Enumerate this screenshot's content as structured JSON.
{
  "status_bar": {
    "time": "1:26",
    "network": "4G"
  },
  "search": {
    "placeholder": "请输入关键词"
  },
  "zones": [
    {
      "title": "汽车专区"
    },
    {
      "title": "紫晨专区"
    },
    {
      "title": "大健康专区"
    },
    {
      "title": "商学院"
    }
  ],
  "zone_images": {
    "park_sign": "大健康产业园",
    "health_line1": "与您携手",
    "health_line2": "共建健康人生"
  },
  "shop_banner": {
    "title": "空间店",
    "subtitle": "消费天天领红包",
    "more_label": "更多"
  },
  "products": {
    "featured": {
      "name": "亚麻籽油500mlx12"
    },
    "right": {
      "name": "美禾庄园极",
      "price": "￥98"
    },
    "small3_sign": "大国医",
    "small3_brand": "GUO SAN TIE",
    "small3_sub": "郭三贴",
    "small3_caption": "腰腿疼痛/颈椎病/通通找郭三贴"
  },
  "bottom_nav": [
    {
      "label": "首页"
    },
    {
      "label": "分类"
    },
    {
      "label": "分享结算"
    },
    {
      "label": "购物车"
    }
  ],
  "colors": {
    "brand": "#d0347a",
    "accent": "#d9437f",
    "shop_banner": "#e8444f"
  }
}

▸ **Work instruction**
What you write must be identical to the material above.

▸ **Output**
Enumerate this screenshot's content as structured JSON.
{
  "status_bar": {
    "time": "1:26",
    "network": "4G"
  },
  "search": {
    "placeholder": "请输入关键词"
  },
  "zones": [
    {
      "title": "汽车专区"
    },
    {
      "title": "紫晨专区"
    },
    {
      "title": "大健康专区"
    },
    {
      "title": "商学院"
    }
  ],
  "zone_images": {
    "park_sign": "大健康产业园",
    "health_line1": "与您携手",
    "health_line2": "共建健康人生"
  },
  "shop_banner": {
    "title": "空间店",
    "subtitle": "消费天天领红包",
    "more_label": "更多"
  },
  "products": {
    "featured": {
      "name": "亚麻籽油500mlx12"
    },
    "right": {
      "name": "美禾庄园极",
      "price": "￥98"
    },
    "small3_sign": "大国医",
    "small3_brand": "GUO SAN TIE",
    "small3_sub": "郭三贴",
    "small3_caption": "腰腿疼痛/颈椎病/通通找郭三贴"
  },
  "bottom_nav": [
    {
      "label": "首页"
    },
    {
      "label": "分类"
    },
    {
      "label": "分享结算"
    },
    {
      "label": "购物车"
    }
  ],
  "colors": {
    "brand": "#d0347a",
    "accent": "#d9437f",
    "shop_banner": "#e8444f"
  }
}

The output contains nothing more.